While the visual indicator has been shown and described above as a colored marker 86 applied to the outer circumference of the core 50, the visual indicator may alternatively be applied to the outer circumference of the receptacle housing 16, as depicted in FIG. 4. In this embodiment, the visual indicator is a colored marker 90 on the first end 18 of the housing 16 and becomes visible through the windows 88 in the collar 80 when the plug 14 is fully coupled to the receptacle 12 such that the electrical contacts 52 on the plug 14 are fully engaged with the electrical contacts 34 on the receptacle 12.

In yet another embodiment, both the plug 14 and the receptacle 12 may include visual indicators. For example, a colored marker 86 may be provided on the outer circumference of the core 50, and a separate, contrasting colored marker 90 may be provided on the first end 18 of the receptacle housing 16 whereby the colored marker 86 on the core 50 is visible through the window 88 on the collar 80 before the plug 14 is fully coupled to the receptacle 12, and whereafter the contrasting color marker 90 on the first end 18 of the receptacle housing 16 is viewable through window 88 on the collar 80 when the plug 14 is fully coupled to the receptacle 12.

While the present invention has been illustrated by the description of various exemplary embodiments thereof, and while the embodiments have been described in considerable detail, they are not intended to restrict or in any way limit the scope of the appended claims to such detail.

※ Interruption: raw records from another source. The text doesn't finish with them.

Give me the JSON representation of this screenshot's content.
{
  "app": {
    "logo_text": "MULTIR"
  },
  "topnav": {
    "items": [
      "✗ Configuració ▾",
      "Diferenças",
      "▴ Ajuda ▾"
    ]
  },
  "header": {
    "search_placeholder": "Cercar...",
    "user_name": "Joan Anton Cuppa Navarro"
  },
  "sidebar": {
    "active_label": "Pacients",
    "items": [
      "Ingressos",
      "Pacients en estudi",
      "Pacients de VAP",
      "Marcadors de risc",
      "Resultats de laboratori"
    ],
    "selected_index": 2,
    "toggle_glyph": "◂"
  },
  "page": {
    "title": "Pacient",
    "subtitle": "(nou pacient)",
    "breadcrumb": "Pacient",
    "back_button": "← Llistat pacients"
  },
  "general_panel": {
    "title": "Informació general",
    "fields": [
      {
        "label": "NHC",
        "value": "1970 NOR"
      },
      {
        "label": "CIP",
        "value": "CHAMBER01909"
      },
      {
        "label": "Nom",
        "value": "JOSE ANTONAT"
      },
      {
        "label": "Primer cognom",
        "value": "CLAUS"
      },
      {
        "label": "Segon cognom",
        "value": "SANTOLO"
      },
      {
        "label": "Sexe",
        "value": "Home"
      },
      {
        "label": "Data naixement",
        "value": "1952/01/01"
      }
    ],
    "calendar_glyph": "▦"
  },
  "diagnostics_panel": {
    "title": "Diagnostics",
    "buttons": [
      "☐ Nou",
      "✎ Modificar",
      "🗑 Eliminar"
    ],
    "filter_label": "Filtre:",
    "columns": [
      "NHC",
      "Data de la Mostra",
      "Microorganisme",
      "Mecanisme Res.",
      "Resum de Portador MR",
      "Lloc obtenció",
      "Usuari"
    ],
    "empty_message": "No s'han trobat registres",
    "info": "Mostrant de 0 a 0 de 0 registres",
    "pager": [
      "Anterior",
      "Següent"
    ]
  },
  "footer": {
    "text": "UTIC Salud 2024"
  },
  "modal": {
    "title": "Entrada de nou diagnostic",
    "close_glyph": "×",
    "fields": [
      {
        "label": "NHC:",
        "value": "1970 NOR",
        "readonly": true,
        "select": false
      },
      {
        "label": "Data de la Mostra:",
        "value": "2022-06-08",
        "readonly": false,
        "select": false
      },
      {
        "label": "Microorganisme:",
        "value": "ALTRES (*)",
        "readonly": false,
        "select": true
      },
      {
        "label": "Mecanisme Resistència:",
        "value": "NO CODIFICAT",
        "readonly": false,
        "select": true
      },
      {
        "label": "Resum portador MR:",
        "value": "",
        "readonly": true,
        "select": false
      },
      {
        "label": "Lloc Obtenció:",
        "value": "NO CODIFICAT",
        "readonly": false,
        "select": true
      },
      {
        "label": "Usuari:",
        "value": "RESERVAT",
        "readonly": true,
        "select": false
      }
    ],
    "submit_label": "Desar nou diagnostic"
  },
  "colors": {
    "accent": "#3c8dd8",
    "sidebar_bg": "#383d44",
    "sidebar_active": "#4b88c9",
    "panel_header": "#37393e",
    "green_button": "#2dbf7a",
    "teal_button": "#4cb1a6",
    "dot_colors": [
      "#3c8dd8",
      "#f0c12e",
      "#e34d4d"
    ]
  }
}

The various features discussed herein may be utilized alone or in any combination. Additional advantages and modifications will readily appear to those skilled in the art. The invention in its broader aspects is therefore not limited to the specific details, representative apparatus and method and illustrative examples shown and described. Accordingly, departures may be made from such details without departing from the scope of the general inventive concept. What is claimed is:

Referenced by
Citing PatentFiling datePublication dateApplicantTitle
US7931490 *Oct 2, 2008Apr 26, 2011Lockheed Martin CorporationIndicating the integrity of a connector seal
US8388381Jun 17, 2011Mar 5, 2013Thomas & Betts International, Inc.Visible open for switchgear assembly
US8408925Feb 1, 2011Apr 2, 2013Thomas & Betts International, Inc.Visible open for switchgear assembly
US8602800Apr 7, 2011Dec 10, 2013Thomas & Betts International, Inc.Electrical connector having alignment mechanism
CN102324669A *Aug 5, 2011Jan 18, 2012上海航天科工电器研究院有限公司Twin-core high-voltage electric connector
WO2013141411A1 *Mar 22, 2013Sep 26, 2013Yazaki CorporationConnecting Structure of Terminal
Classifications
U.S. Classification439/345, 439/489
International ClassificationH01R4/50
Cooperative ClassificationY10S439/91, H01R13/5202, H01R13/641, H01R13/622, H01R13/595, H01R13/748
European ClassificationH01R13/52B, H01R13/641, H01R13/74F, H01R13/622
Legal Events
DateCodeEventDescription
Aug 28, 2012FPAYFee payment
Year of fee payment: 4
Jun 16, 2009CCCertificate of correction
Jul 23, 2007ASAssignment
Owner name: NORDSON CORPORATION, OHIO
Free format text: ASSIGNMENT OF ASSIGNORS INTEREST;ASSIGNORS:BRASSELL, ROBERT;SCHMITKONS, JAMES W.;REEL/FRAME:019587/0960
Effective date: 20070614